Task goal >> Check each line below for the word "icon" and give the count alone.

(Data records for software interfaces)
"""

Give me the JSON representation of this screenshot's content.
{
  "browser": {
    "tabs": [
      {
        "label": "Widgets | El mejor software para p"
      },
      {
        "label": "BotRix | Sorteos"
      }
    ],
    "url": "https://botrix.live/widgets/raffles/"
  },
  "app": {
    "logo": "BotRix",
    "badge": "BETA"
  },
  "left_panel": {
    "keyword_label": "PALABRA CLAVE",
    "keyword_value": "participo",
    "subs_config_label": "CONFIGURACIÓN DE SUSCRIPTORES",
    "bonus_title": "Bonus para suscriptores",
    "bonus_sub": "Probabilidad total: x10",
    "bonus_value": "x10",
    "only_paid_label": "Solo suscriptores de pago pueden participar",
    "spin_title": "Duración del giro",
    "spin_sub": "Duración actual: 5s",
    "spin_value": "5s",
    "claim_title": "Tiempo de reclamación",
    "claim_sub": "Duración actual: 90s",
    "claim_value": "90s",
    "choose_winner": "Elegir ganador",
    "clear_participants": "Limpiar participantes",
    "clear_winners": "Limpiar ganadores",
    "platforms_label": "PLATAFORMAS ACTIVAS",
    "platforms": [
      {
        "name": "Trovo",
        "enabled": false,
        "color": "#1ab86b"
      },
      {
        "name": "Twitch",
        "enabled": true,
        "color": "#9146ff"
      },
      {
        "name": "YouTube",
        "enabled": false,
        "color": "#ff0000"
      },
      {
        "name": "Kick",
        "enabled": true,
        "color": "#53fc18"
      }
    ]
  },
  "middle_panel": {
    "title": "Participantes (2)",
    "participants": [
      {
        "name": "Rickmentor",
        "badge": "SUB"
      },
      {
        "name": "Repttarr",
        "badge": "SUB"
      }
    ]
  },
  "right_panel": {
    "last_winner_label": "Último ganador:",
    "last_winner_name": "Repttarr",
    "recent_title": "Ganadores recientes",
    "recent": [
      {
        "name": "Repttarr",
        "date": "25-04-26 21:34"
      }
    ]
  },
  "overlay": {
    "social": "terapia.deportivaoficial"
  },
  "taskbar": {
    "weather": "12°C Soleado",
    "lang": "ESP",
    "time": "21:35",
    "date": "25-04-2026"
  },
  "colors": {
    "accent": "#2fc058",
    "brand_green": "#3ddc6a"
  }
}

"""
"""

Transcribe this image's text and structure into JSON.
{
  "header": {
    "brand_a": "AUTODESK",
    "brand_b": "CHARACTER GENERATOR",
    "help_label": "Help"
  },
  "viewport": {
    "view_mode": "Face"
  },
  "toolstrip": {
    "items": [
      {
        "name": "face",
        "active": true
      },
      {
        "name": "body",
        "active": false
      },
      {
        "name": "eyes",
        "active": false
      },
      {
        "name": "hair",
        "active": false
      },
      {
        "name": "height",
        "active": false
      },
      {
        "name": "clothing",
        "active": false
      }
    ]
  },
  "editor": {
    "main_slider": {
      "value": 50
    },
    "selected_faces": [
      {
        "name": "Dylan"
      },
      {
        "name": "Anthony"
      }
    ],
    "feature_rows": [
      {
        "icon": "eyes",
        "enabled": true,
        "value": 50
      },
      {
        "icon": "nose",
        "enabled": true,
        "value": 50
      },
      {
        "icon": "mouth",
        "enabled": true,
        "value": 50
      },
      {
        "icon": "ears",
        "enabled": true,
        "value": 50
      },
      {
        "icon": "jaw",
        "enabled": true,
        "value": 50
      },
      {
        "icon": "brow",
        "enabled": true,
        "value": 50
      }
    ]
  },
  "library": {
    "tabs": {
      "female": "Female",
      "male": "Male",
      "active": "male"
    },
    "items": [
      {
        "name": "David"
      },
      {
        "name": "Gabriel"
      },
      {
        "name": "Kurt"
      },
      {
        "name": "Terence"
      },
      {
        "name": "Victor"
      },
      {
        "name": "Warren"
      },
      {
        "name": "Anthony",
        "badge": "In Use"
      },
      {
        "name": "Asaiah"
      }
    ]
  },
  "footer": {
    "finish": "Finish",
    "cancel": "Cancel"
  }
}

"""

Answer space >> 6